● **The problem**: Copy out all the lines of the data precisely, omitting any pictures.

● **Given data**:
------------------------

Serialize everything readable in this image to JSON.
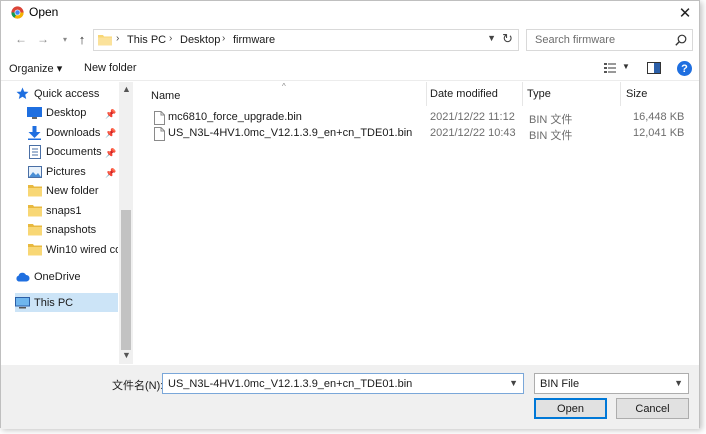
{
  "window": {
    "title": "Open",
    "close_glyph": "✕"
  },
  "address": {
    "crumbs": [
      "This PC",
      "Desktop",
      "firmware"
    ],
    "separator": "›"
  },
  "search": {
    "placeholder": "Search firmware"
  },
  "toolbar": {
    "organize": "Organize ▾",
    "new_folder": "New folder",
    "help": "?"
  },
  "nav": {
    "items": [
      {
        "label": "Quick access",
        "icon": "star-icon",
        "pinned": false
      },
      {
        "label": "Desktop",
        "icon": "desktop-icon",
        "pinned": true
      },
      {
        "label": "Downloads",
        "icon": "download-icon",
        "pinned": true
      },
      {
        "label": "Documents",
        "icon": "document-icon",
        "pinned": true
      },
      {
        "label": "Pictures",
        "icon": "picture-icon",
        "pinned": true
      },
      {
        "label": "New folder",
        "icon": "folder-icon",
        "pinned": false
      },
      {
        "label": "snaps1",
        "icon": "folder-icon",
        "pinned": false
      },
      {
        "label": "snapshots",
        "icon": "folder-icon",
        "pinned": false
      },
      {
        "label": "Win10 wired cor",
        "icon": "folder-icon",
        "pinned": false
      },
      {
        "label": "OneDrive",
        "icon": "cloud-icon",
        "pinned": false
      },
      {
        "label": "This PC",
        "icon": "computer-icon",
        "pinned": false
      }
    ]
  },
  "columns": {
    "name": "Name",
    "date": "Date modified",
    "type": "Type",
    "size": "Size"
  },
  "files": [
    {
      "name": "mc6810_force_upgrade.bin",
      "date": "2021/12/22 11:12",
      "type": "BIN 文件",
      "size": "16,448 KB"
    },
    {
      "name": "US_N3L-4HV1.0mc_V12.1.3.9_en+cn_TDE01.bin",
      "date": "2021/12/22 10:43",
      "type": "BIN 文件",
      "size": "12,041 KB"
    }
  ],
  "bottom": {
    "filename_label": "文件名(N):",
    "filename_value": "US_N3L-4HV1.0mc_V12.1.3.9_en+cn_TDE01.bin",
    "filetype": "BIN File",
    "open": "Open",
    "cancel": "Cancel"
  },
  "colors": {
    "accent": "#0078d7",
    "selection": "#cce4f7",
    "folder": "#f8d775"
  }
}
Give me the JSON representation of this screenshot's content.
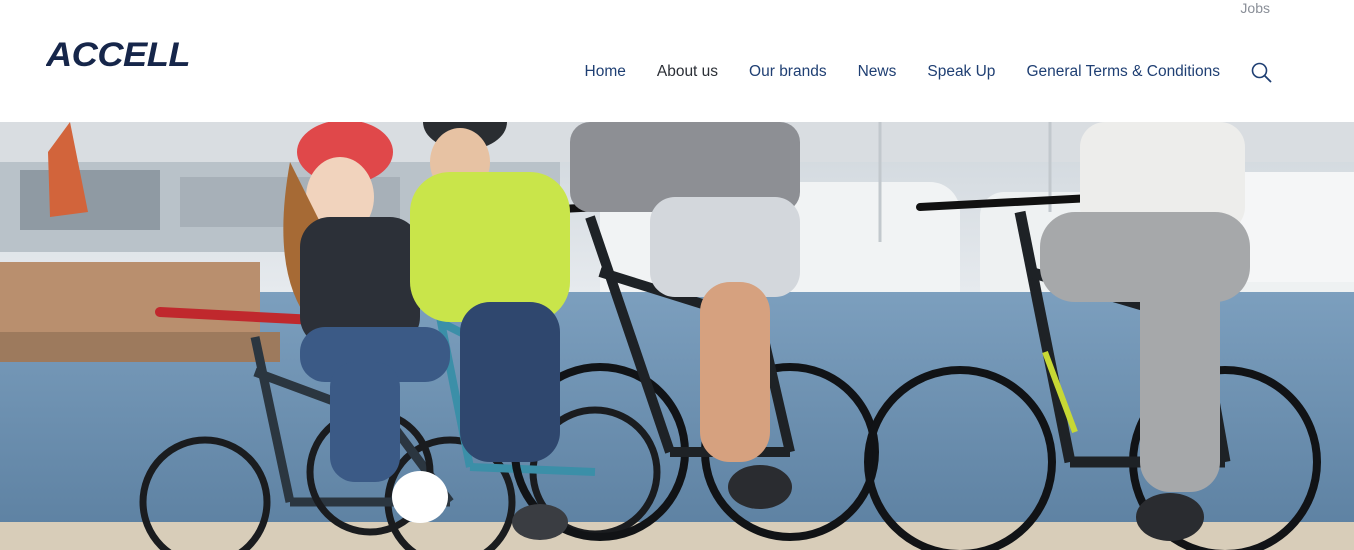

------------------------

● **Solution to this problem**:
Serialize everything readable in this image to JSON.
{
  "window": {
    "title": "Open",
    "close_glyph": "✕"
  },
  "address": {
    "crumbs": [
      "This PC",
      "Desktop",
      "firmware"
    ],
    "separator": "›"
  },
  "search": {
    "placeholder": "Search firmware"
  },
  "toolbar": {
    "organize": "Organize ▾",
    "new_folder": "New folder",
    "help": "?"
  },
  "nav": {
    "items": [
      {
        "label": "Quick access",
        "icon": "star-icon",
        "pinned": false
      },
      {
        "label": "Desktop",
        "icon": "desktop-icon",
        "pinned": true
      },
      {
        "label": "Downloads",
        "icon": "download-icon",
        "pinned": true
      },
      {
        "label": "Documents",
        "icon": "document-icon",
        "pinned": true
      },
      {
        "label": "Pictures",
        "icon": "picture-icon",
        "pinned": true
      },
      {
        "label": "New folder",
        "icon": "folder-icon",
        "pinned": false
      },
      {
        "label": "snaps1",
        "icon": "folder-icon",
        "pinned": false
      },
      {
        "label": "snapshots",
        "icon": "folder-icon",
        "pinned": false
      },
      {
        "label": "Win10 wired cor",
        "icon": "folder-icon",
        "pinned": false
      },
      {
        "label": "OneDrive",
        "icon": "cloud-icon",
        "pinned": false
      },
      {
        "label": "This PC",
        "icon": "computer-icon",
        "pinned": false
      }
    ]
  },
  "columns": {
    "name": "Name",
    "date": "Date modified",
    "type": "Type",
    "size": "Size"
  },
  "files": [
    {
      "name": "mc6810_force_upgrade.bin",
      "date": "2021/12/22 11:12",
      "type": "BIN 文件",
      "size": "16,448 KB"
    },
    {
      "name": "US_N3L-4HV1.0mc_V12.1.3.9_en+cn_TDE01.bin",
      "date": "2021/12/22 10:43",
      "type": "BIN 文件",
      "size": "12,041 KB"
    }
  ],
  "bottom": {
    "filename_label": "文件名(N):",
    "filename_value": "US_N3L-4HV1.0mc_V12.1.3.9_en+cn_TDE01.bin",
    "filetype": "BIN File",
    "open": "Open",
    "cancel": "Cancel"
  },
  "colors": {
    "accent": "#0078d7",
    "selection": "#cce4f7",
    "folder": "#f8d775"
  }
}
Give me the JSON representation of this screenshot's content.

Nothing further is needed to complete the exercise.